So why are these desires just now coming out? Because, on the one hand, talking is not romantic. It’s dull. It’s boring. And: It’s not generally addressed in traditional rom-coms, which tend to prioritize the unspoken—passionate desire, thwarted and fulfilled—over the talked-about. The Things Get Real conversation is about just what its name suggests: the dense reality of relationships. It’s about the stuff that needs to be talked about if a relationship is to have any kind of future. But movies and TV shows and music and the cultural products that double as models for IRL romance haven’t tended to do much modeling when it comes to that talk. They’ve evaded. They’ve ignored. They’ve perpetrated a fairly pernicious fantasy: that relationships, like the one Mindy and Danny have, just happen.

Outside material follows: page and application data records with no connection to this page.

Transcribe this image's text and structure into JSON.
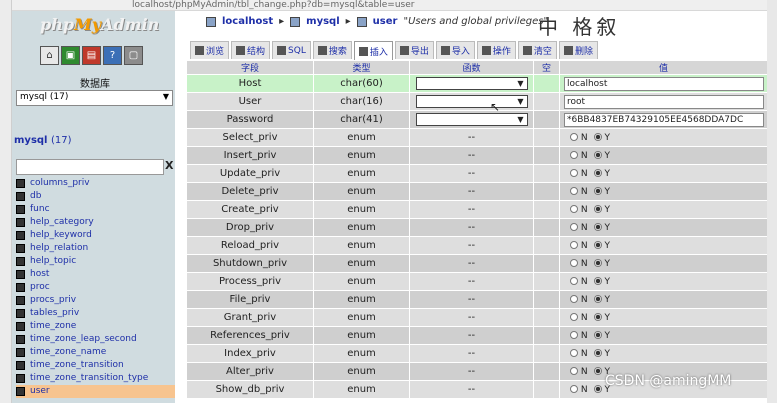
{
  "browser": {
    "url_fragment": "localhost/phpMyAdmin/tbl_change.php?db=mysql&table=user"
  },
  "nav": {
    "logo_php": "php",
    "logo_my": "My",
    "logo_admin": "Admin",
    "icons": [
      "home-icon",
      "sql-icon",
      "logout-icon",
      "docs-icon",
      "settings-icon"
    ],
    "db_label": "数据库",
    "db_select": "mysql (17)",
    "db_name": "mysql",
    "db_count": "(17)",
    "filter_clear": "X",
    "tables": [
      "columns_priv",
      "db",
      "func",
      "help_category",
      "help_keyword",
      "help_relation",
      "help_topic",
      "host",
      "proc",
      "procs_priv",
      "tables_priv",
      "time_zone",
      "time_zone_leap_second",
      "time_zone_name",
      "time_zone_transition",
      "time_zone_transition_type",
      "user"
    ],
    "active_table": "user"
  },
  "breadcrumb": {
    "server": "localhost",
    "db": "mysql",
    "table_label": "user",
    "comment": "\"Users and global privileges\"",
    "sep": "▸"
  },
  "watermark_top": "中 格叙",
  "tabs": [
    {
      "label": "浏览",
      "active": false
    },
    {
      "label": "结构",
      "active": false
    },
    {
      "label": "SQL",
      "active": false
    },
    {
      "label": "搜索",
      "active": false
    },
    {
      "label": "插入",
      "active": true
    },
    {
      "label": "导出",
      "active": false
    },
    {
      "label": "导入",
      "active": false
    },
    {
      "label": "操作",
      "active": false
    },
    {
      "label": "清空",
      "active": false
    },
    {
      "label": "删除",
      "active": false
    }
  ],
  "table_header": {
    "field": "字段",
    "type": "类型",
    "function": "函数",
    "null": "空",
    "value": "值"
  },
  "rows": [
    {
      "field": "Host",
      "type": "char(60)",
      "value": "localhost"
    },
    {
      "field": "User",
      "type": "char(16)",
      "value": "root"
    },
    {
      "field": "Password",
      "type": "char(41)",
      "value": "*6BB4837EB74329105EE4568DDA7DC"
    }
  ],
  "enum_rows": [
    {
      "field": "Select_priv",
      "type": "enum",
      "fn": "--"
    },
    {
      "field": "Insert_priv",
      "type": "enum",
      "fn": "--"
    },
    {
      "field": "Update_priv",
      "type": "enum",
      "fn": "--"
    },
    {
      "field": "Delete_priv",
      "type": "enum",
      "fn": "--"
    },
    {
      "field": "Create_priv",
      "type": "enum",
      "fn": "--"
    },
    {
      "field": "Drop_priv",
      "type": "enum",
      "fn": "--"
    },
    {
      "field": "Reload_priv",
      "type": "enum",
      "fn": "--"
    },
    {
      "field": "Shutdown_priv",
      "type": "enum",
      "fn": "--"
    },
    {
      "field": "Process_priv",
      "type": "enum",
      "fn": "--"
    },
    {
      "field": "File_priv",
      "type": "enum",
      "fn": "--"
    },
    {
      "field": "Grant_priv",
      "type": "enum",
      "fn": "--"
    },
    {
      "field": "References_priv",
      "type": "enum",
      "fn": "--"
    },
    {
      "field": "Index_priv",
      "type": "enum",
      "fn": "--"
    },
    {
      "field": "Alter_priv",
      "type": "enum",
      "fn": "--"
    },
    {
      "field": "Show_db_priv",
      "type": "enum",
      "fn": "--"
    }
  ],
  "radio_labels": {
    "n": "N",
    "y": "Y"
  },
  "watermark": "CSDN @amingMM"
}
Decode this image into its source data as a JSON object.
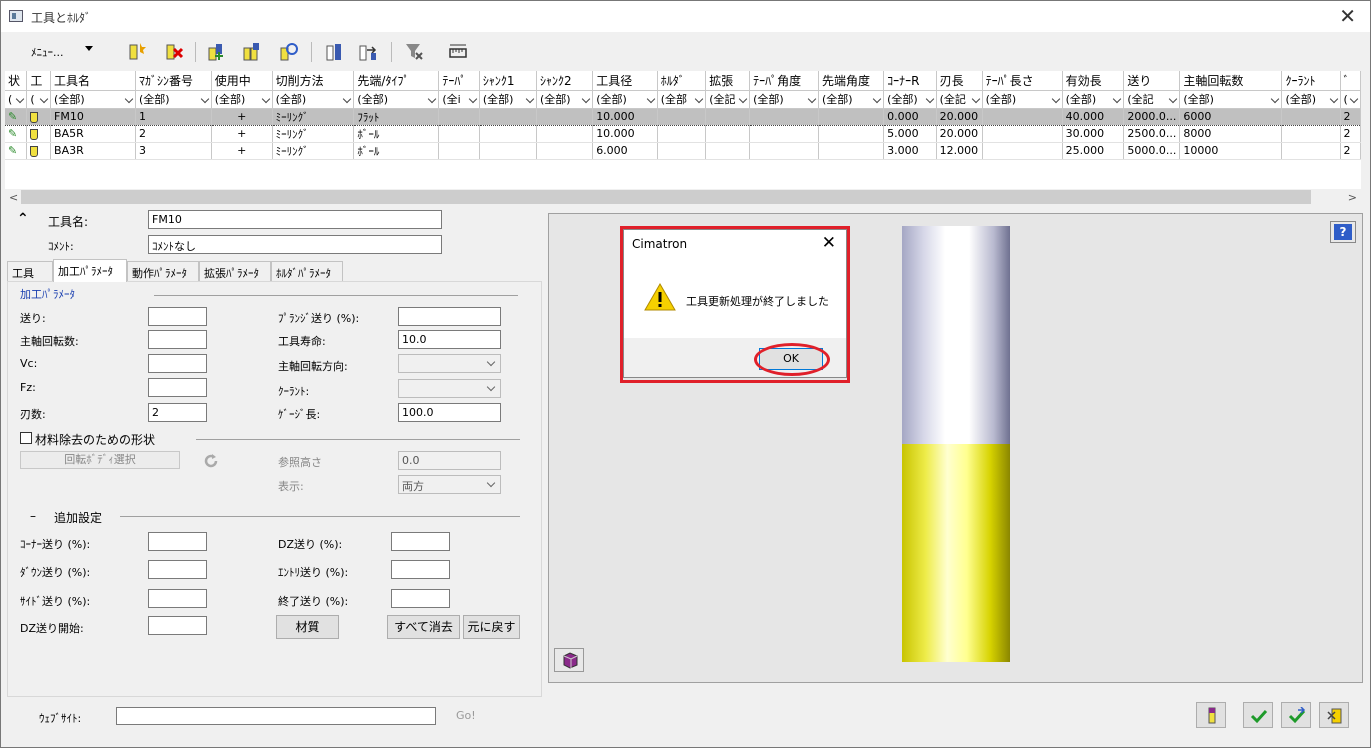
{
  "window": {
    "title": "工具とﾎﾙﾀﾞ",
    "close": "✕"
  },
  "toolbar": {
    "menu_label": "ﾒﾆｭｰ..."
  },
  "grid": {
    "columns": [
      "状",
      "工",
      "工具名",
      "ﾏｶﾞｼﾝ番号",
      "使用中",
      "切削方法",
      "先端/ﾀｲﾌﾟ",
      "ﾃｰﾊﾟ",
      "ｼｬﾝｸ1",
      "ｼｬﾝｸ2",
      "工具径",
      "ﾎﾙﾀﾞ",
      "拡張",
      "ﾃｰﾊﾟ角度",
      "先端角度",
      "ｺｰﾅｰR",
      "刃長",
      "ﾃｰﾊﾟ長さ",
      "有効長",
      "送り",
      "主軸回転数",
      "ｸｰﾗﾝﾄ",
      "ﾞ"
    ],
    "filters": [
      "(",
      "(",
      "(全部)",
      "(全部)",
      "(全部)",
      "(全部)",
      "(全部)",
      "(全i",
      "(全部)",
      "(全部)",
      "(全部)",
      "(全部",
      "(全記",
      "(全部)",
      "(全部)",
      "(全部)",
      "(全記",
      "(全部)",
      "(全部)",
      "(全記",
      "(全部)",
      "(全部)",
      "("
    ],
    "rows": [
      [
        "",
        "",
        "FM10",
        "1",
        "+",
        "ﾐｰﾘﾝｸﾞ",
        "ﾌﾗｯﾄ",
        "",
        "",
        "",
        "10.000",
        "",
        "",
        "",
        "",
        "0.000",
        "20.000",
        "",
        "40.000",
        "2000.0...",
        "6000",
        "",
        "2"
      ],
      [
        "",
        "",
        "BA5R",
        "2",
        "+",
        "ﾐｰﾘﾝｸﾞ",
        "ﾎﾞｰﾙ",
        "",
        "",
        "",
        "10.000",
        "",
        "",
        "",
        "",
        "5.000",
        "20.000",
        "",
        "30.000",
        "2500.0...",
        "8000",
        "",
        "2"
      ],
      [
        "",
        "",
        "BA3R",
        "3",
        "+",
        "ﾐｰﾘﾝｸﾞ",
        "ﾎﾞｰﾙ",
        "",
        "",
        "",
        "6.000",
        "",
        "",
        "",
        "",
        "3.000",
        "12.000",
        "",
        "25.000",
        "5000.0...",
        "10000",
        "",
        "2"
      ]
    ],
    "scroll_left": "<",
    "scroll_right": ">"
  },
  "header_fields": {
    "tool_name_label": "工具名:",
    "tool_name_value": "FM10",
    "comment_label": "ｺﾒﾝﾄ:",
    "comment_value": "ｺﾒﾝﾄなし",
    "collapse_icon": "⌃"
  },
  "tabs": [
    "工具",
    "加工ﾊﾟﾗﾒｰﾀ",
    "動作ﾊﾟﾗﾒｰﾀ",
    "拡張ﾊﾟﾗﾒｰﾀ",
    "ﾎﾙﾀﾞﾊﾟﾗﾒｰﾀ"
  ],
  "params": {
    "group_title": "加工ﾊﾟﾗﾒｰﾀ",
    "feed_label": "送り:",
    "feed_value": "",
    "spindle_label": "主軸回転数:",
    "spindle_value": "",
    "vc_label": "Vc:",
    "vc_value": "",
    "fz_label": "Fz:",
    "fz_value": "",
    "flutes_label": "刃数:",
    "flutes_value": "2",
    "plunge_label": "ﾌﾟﾗﾝｼﾞ送り (%):",
    "plunge_value": "",
    "life_label": "工具寿命:",
    "life_value": "10.0",
    "direction_label": "主軸回転方向:",
    "direction_value": "",
    "coolant_label": "ｸｰﾗﾝﾄ:",
    "coolant_value": "",
    "gauge_label": "ｹﾞｰｼﾞ長:",
    "gauge_value": "100.0",
    "remove_shape_label": "材料除去のための形状",
    "rotate_body_button": "回転ﾎﾞﾃﾞｨ選択",
    "ref_height_label": "参照高さ",
    "ref_height_value": "0.0",
    "display_label": "表示:",
    "display_value": "両方"
  },
  "extra": {
    "toggle": "–",
    "title": "追加設定",
    "corner_label": "ｺｰﾅｰ送り (%):",
    "down_label": "ﾀﾞｳﾝ送り (%):",
    "side_label": "ｻｲﾄﾞ送り (%):",
    "dz_start_label": "DZ送り開始:",
    "dz_label": "DZ送り (%):",
    "entry_label": "ｴﾝﾄﾘ送り (%):",
    "exit_label": "終了送り (%):",
    "material_button": "材質",
    "clear_all_button": "すべて消去",
    "undo_button": "元に戻す"
  },
  "footer": {
    "website_label": "ｳｪﾌﾞｻｲﾄ:",
    "website_value": "",
    "go_label": "Go!"
  },
  "preview": {
    "help": "?"
  },
  "dialog": {
    "title": "Cimatron",
    "close": "✕",
    "message": "工具更新処理が終了しました",
    "ok": "OK"
  },
  "colors": {
    "annotation": "#e0202a",
    "ok_border": "#0078d7",
    "link": "#1a3fb0"
  }
}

They do not, of course, just happen. And The Mindy Project is now, productively, recognizing that. It is writing into its plot a deep appreciation for realtalk. The other reason that Mindy and Danny haven’t had the Things Get Real conversation is that they both seem to realize, correctly, that talking will force them to confront the profound difference in their desires—not for each other, but for life itself. Danny wants the mother of his children to be around for them, constantly, in a way his mother never was; Mindy wants the career she’s spent her life studying for and preparing for and working for. These desires are not mutually exclusive; they are not, though, fully compatible. They will require some kind of compromise.

A conversation would reveal that. That’s what makes it necessary, and also awkward.

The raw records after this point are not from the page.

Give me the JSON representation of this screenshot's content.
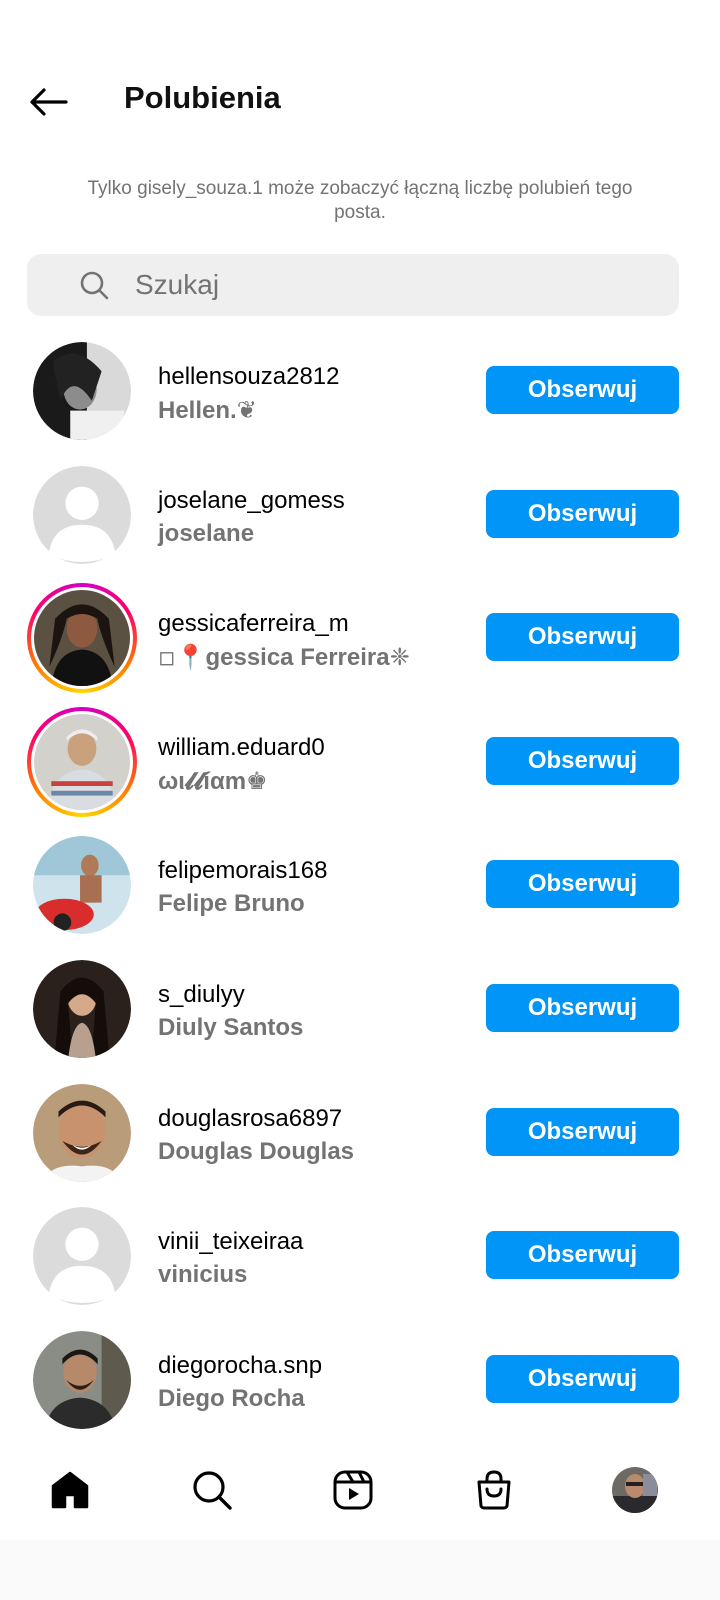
{
  "header": {
    "title": "Polubienia",
    "back_icon": "arrow-left-icon"
  },
  "notice": "Tylko gisely_souza.1 może zobaczyć łączną liczbę polubień tego posta.",
  "search": {
    "placeholder": "Szukaj",
    "value": "",
    "icon": "search-icon"
  },
  "likers": [
    {
      "username": "hellensouza2812",
      "fullname": "Hellen.❦",
      "follow_label": "Obserwuj",
      "story_ring": false,
      "avatar": "photo"
    },
    {
      "username": "joselane_gomess",
      "fullname": "joselane",
      "follow_label": "Obserwuj",
      "story_ring": false,
      "avatar": "default"
    },
    {
      "username": "gessicaferreira_m",
      "fullname": "◽📍gessica Ferreira❈",
      "follow_label": "Obserwuj",
      "story_ring": true,
      "avatar": "photo"
    },
    {
      "username": "william.eduard0",
      "fullname": "ωι𝓵𝓵íαm♚",
      "follow_label": "Obserwuj",
      "story_ring": true,
      "avatar": "photo"
    },
    {
      "username": "felipemorais168",
      "fullname": "Felipe Bruno",
      "follow_label": "Obserwuj",
      "story_ring": false,
      "avatar": "photo"
    },
    {
      "username": "s_diulyy",
      "fullname": "Diuly Santos",
      "follow_label": "Obserwuj",
      "story_ring": false,
      "avatar": "photo"
    },
    {
      "username": "douglasrosa6897",
      "fullname": "Douglas Douglas",
      "follow_label": "Obserwuj",
      "story_ring": false,
      "avatar": "photo"
    },
    {
      "username": "vinii_teixeiraa",
      "fullname": "vinicius",
      "follow_label": "Obserwuj",
      "story_ring": false,
      "avatar": "default"
    },
    {
      "username": "diegorocha.snp",
      "fullname": "Diego Rocha",
      "follow_label": "Obserwuj",
      "story_ring": false,
      "avatar": "photo"
    }
  ],
  "nav": {
    "items": [
      "home-icon",
      "search-icon",
      "reels-icon",
      "shop-icon",
      "profile-avatar"
    ],
    "active": "home-icon"
  },
  "colors": {
    "accent": "#0095f6",
    "secondary_text": "#737373",
    "search_bg": "#efefef"
  }
}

So, since Mindy and Danny can’t seem to talk to each other about what they both want, they resort to lying to each other to force themselves into yet another cart-before-the-horse situation. Danny tries to get Mindy pregnant (tracking her ovulation, taking her on romantic dates, finding himself, repeatedly, without condoms); Mindy, having realized what he’s up to, goes on birth control. Each finds out, via a predictably sitcomic series of events, what the other has been up to; each is angry; each feels, rightly, betrayed. And, yes: All because they can’t talk to each other about matters that are both extremely basic and extremely broad.

“Every time you disagree with something that I do, it’s a referendum on my character,” Mindy tells Danny during their fight. “If I want to go to work, it means I’m a bad mother. If I want to have a second glass of wine, it means I’m out of control. In your eyes, everything single thing I do is more evidence that I’m a bad person. I thought I made good decisions, and now you’re just making all the decisions for me.”

And that’s the other thing about the fight: It’s inevitable, but it’s also inevitably personal. In absence of a straightforward conversation, too many resentments have built up; all the slights have lost, in the aggregate, their slightness. The climactic disagreement represents The Mindy Project in full rom-com mode; it celebrates, however, not romance itself—the fulfilled longing that constitutes the traditional “happy ending”—but instead the things that are the opposite, and also a crucial component, of romance: the mundane decisions and revisions that are necessary when two lives are woven together.

Mindy and Danny love each other; that is not in question. What is in question at this point, though, is their ability to have a future together. Their entire relationship is at stake because they haven’t been able to face its pragmatic inevitabilities. “The Parent Trap” celebrates, in its way, what The Mindy Project itself has mostly left unsaid: the frank admissions, the inconvenient truths, the awkward realities of the day-to-day. The stuff that is not at all romantic but that is, for better or for worse, life.